"The individual defendants who were directors of the corporation were acting in a fiduciary capacity and were required to exercise their authority in the utmost good faith. (Citations omitted.) They could not `rightly manipulate the affairs of the corporation primarily with the design of securing the control of the corporation to one particular group of stockholders, or of excluding another group from the exercise of its corporate rights' (citation omitted)." L.E. Fosgate v. Boston Market Terminal Co., 275 Mass. 99, 175 N.E. 86 at 90 (1931).
We do not wish to infer that the motives of the board of directors in the instant case were anything less than well-meaning and well-intentioned, nor do we wish to infer that in attempting to gain control of this corporation they were illegally or immorally motivated. We do say, however, that in creating one hundred and fifty-nine new members of the corporation, whose sole purpose was to vest control of this corporation in the hands of a minority of the members, directly contrary to the wishes of a majority of the membership, said one hundred and fifty-nine new members being created on the eve of the meeting, and said one hundred and fifty-nine members having no connection, interest or responsibility in and to the affairs of said corporation, either then or now, the board of directors acted contrary to their fiduciary obligation to the membership of that corporation.
Notwithstanding the lack of improper motives on the part of the board, it is particularly offensive to our sense of fair-play and a breach of the board's fiduciary obligation to the membership, that the one hundred and fifty-nine members were created and their proxies obtained only a few hours before the membership meeting of 29 September. This gave the staff members no opportunity to obtain proxies of their own from "new" members, to explain the position of the majority of the active staff to the "new" members or to resort to the courts for relief before the said meeting.

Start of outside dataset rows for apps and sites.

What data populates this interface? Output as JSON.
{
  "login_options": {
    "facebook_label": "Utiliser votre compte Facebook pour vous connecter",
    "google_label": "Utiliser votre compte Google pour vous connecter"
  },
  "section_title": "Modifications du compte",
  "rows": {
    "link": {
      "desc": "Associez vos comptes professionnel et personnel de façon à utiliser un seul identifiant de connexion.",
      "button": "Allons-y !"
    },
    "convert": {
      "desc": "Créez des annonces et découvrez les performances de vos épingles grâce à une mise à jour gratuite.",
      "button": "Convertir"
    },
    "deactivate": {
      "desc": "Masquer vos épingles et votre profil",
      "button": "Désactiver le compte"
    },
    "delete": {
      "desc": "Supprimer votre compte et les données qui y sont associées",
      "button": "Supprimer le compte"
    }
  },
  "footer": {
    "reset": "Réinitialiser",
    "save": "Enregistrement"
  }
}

For that reason, the decision of the lower court is hereby reversed, with instructions that the Amended Alternative Writ be made peremptory.
STEVENS, C.J., and DONOFRIO, J., concur.
[*] This appeal was filed with the Arizona Supreme Court and assigned that Court's Number 7650. The matter was referred to this Court pursuant to Section 12-120.23, A.R.S.